Go-to dish: Beef tartare topped with Jerusalem artichoke crisps. Photo: Ken Irwin
Le Grand Cirque is Feildel's first Melbourne excursion. He's hopped into bed with the Made Establishment (Press Club, Hellenic Republic et al) at the site formerly housing the group's Greco-Italian Mama Baba (euthanised before its second birthday - don't tell me we're not living in harsh restaurant times).
It's easy to imagine Escoffier smiling benignly down on a menu given to remarkably little cheating, unless you count the tiny Jerusalem artichoke crisps decorating a puck of beef tartare with an excellent hand on the sharpness. The capers and shallot are cut to miniature to highlight the ripely silken meat. Or a textbook pissaladiere - the crust more shattery than some - with silvery anchovies and strips of capsicum striped across the onion's long-cooked ooze.

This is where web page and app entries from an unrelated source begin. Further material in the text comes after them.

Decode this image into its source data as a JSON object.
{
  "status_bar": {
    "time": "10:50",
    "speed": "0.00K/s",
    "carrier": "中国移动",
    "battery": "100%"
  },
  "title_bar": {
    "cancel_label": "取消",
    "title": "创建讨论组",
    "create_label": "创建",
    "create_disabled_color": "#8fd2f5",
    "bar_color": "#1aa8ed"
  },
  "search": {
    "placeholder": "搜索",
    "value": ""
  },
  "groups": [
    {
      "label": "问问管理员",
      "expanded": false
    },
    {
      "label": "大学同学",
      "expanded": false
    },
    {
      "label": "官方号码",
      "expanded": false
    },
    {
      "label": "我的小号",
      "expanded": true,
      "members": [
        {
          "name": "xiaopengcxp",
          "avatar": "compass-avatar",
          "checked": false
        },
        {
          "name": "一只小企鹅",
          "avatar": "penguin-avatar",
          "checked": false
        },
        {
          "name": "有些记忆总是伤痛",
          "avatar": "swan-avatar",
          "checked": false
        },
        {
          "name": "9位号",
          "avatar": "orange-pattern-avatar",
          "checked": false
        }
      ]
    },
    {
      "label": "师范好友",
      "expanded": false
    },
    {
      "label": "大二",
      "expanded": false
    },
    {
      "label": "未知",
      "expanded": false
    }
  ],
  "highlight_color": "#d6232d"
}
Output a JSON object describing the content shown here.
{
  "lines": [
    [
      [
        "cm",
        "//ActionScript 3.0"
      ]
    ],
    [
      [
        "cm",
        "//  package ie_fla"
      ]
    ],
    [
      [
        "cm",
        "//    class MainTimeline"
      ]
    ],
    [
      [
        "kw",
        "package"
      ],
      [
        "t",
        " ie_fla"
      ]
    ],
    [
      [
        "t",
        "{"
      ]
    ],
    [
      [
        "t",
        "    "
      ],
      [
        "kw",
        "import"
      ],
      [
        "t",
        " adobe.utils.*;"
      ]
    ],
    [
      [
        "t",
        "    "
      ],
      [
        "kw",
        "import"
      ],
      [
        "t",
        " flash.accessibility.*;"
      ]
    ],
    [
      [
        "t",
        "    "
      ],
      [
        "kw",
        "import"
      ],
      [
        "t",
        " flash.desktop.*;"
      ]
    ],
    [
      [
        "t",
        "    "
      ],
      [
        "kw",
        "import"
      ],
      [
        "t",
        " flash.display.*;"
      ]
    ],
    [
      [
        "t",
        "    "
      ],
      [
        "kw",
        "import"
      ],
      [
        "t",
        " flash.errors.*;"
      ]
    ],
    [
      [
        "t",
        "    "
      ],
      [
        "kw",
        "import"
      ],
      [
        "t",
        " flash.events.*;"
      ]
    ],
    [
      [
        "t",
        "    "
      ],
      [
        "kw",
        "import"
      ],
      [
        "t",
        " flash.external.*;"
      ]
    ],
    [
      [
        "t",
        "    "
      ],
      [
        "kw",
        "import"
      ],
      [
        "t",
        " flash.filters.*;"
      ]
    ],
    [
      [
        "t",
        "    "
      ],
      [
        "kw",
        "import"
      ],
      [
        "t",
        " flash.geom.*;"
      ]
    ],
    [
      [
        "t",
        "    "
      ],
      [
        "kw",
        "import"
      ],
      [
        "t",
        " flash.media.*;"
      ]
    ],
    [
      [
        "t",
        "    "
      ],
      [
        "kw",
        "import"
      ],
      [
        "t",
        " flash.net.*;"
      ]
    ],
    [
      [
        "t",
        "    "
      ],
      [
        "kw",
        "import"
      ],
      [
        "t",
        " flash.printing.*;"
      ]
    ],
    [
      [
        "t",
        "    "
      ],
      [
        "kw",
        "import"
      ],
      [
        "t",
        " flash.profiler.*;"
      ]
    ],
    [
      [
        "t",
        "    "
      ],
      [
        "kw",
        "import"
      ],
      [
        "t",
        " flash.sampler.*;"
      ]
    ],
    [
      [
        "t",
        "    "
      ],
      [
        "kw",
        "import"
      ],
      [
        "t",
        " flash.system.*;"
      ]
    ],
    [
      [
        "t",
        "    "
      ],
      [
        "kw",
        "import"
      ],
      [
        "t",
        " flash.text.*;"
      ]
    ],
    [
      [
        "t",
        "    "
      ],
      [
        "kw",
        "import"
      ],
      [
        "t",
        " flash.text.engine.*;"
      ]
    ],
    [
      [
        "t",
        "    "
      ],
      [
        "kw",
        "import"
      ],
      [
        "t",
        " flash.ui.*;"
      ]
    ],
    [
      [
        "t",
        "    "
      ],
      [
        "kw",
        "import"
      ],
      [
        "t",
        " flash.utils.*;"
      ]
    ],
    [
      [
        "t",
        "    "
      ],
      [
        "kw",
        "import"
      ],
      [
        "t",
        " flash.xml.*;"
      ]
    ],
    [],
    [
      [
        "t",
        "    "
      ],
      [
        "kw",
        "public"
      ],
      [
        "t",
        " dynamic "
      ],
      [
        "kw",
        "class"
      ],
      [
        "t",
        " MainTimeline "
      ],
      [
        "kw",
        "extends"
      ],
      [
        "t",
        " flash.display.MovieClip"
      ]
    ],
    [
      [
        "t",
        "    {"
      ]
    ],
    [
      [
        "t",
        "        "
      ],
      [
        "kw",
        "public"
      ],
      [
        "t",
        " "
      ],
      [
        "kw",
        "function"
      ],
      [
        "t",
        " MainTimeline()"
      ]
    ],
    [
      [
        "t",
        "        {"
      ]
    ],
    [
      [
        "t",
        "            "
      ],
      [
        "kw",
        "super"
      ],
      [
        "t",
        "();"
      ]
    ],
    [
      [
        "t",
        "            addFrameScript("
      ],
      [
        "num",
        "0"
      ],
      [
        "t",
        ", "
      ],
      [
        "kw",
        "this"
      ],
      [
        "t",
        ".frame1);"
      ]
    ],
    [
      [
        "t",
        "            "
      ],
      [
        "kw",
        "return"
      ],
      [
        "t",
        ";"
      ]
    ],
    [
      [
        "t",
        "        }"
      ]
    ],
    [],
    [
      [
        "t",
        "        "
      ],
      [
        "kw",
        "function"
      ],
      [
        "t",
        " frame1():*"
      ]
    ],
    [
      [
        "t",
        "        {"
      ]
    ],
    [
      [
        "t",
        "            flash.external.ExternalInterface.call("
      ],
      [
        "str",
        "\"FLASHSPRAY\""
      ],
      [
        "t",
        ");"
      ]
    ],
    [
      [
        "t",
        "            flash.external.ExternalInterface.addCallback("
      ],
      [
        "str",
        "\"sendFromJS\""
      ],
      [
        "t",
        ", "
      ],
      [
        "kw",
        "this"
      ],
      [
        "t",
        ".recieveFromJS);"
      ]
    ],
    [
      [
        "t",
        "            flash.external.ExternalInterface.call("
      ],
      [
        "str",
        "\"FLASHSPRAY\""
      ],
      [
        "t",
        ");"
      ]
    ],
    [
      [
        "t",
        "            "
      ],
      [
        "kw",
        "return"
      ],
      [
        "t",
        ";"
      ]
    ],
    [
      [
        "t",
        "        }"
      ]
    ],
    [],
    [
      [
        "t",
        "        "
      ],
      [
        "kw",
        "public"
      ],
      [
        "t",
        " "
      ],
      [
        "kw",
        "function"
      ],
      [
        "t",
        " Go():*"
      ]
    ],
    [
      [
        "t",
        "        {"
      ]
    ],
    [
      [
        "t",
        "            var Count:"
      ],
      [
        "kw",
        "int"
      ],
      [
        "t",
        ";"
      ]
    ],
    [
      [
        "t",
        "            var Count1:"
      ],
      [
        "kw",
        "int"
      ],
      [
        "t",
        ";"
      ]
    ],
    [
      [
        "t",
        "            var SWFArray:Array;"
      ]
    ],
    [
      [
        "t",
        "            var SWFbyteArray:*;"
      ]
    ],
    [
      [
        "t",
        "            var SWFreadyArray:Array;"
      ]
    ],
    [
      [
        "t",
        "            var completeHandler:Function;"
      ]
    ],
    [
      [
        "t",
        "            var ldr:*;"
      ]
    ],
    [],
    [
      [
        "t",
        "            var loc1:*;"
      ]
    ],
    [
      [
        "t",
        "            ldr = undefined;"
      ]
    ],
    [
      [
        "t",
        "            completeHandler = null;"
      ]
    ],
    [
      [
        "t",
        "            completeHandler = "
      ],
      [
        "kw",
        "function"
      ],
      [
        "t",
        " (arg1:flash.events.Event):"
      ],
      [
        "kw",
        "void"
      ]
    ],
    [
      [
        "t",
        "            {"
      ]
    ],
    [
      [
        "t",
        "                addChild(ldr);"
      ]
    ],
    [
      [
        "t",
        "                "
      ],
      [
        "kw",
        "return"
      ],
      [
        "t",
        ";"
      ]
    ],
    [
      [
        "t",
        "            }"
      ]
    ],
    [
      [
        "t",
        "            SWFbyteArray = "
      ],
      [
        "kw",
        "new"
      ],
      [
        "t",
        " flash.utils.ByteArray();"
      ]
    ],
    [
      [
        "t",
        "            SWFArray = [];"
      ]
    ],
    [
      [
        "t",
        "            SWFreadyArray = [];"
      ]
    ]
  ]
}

Snails prove once more they're the French abalone - a textural thing, oui? - drenched in garlic and parsley butter and partnered with the wobbly curd of roasted bone marrow. A good pearl barley and mushroom risotto outdoes the Italians at their own game, the unforgiving grain rich and luxurious.
A puck of beef tartare (left) and pearl barley and mushroom risotto. Photo: Ken Irwin
The frites, on the other hand, are pale, flaccid, and far too unexciting for anything fried in duck fat. And the skin on the coq au vin - no gnarly old rooster but a plump and tender young chicken - is too enthusiastically caramelised (I think the less polite term for it is ''burnt''), although the lardons distract attention by leaching their flavour into the baby onions and mushrooms bobbing in the russet-coloured wine sauce.
It would be great to see Feildel get to the literal guts of French cooking but it's pretty clear his TV audience is setting the pace. It's a pity. I'm convinced it's the French above all others who could turn the most committed offal-phobe on to brains or tripe. France-Soir's just up the road on that count, although Le Grand Cirque counters with a sophisticated French-leaning wine list - not as encyclopaedic as its august rival, to be sure, although it uses an Enomatic system to offer mortals the chance to taste a 25ml splash of Bordeaux.
The My Kitchen Rules crowd ought to lap up the modern concrete bunker, with a proper bar eyeballing the open kitchen and diners perched on cheerful yellow banquettes underneath a black and white movie projected silently on the wall. They'll like the way Feildel visits tables, and they'll like - deservedly - the creme caramel with salted toffee crust.
I wonder if they'll be disappointed that underneath the ruffles it's simply a polite, middle-rung French bistro with polite, middle-rung French bistro food; solid rather than thrilling. Apart from the bread, though. That's not so much Gallic as galling.
The best bit Dinner and a show
The worst bit More adventure, please
Go-to dish Tartare de boeuf, $22
- 03 9207 7421
- Cuisine - French
- Prices - Typical smaller dish, $14; main, $30; dessert, $15
- Features - Accepts bookings, Licensed, Wheelchair access
- Chef(s) - Manu Feildel
- Owners - Manu Feildel & Made Establishment
- Cards accepted - AMEX, Diners Club, Mastercard, Visa, EFTPOS
- Opening Hours - Daily, 5pm-midnight
- Author - Larissa Dubecki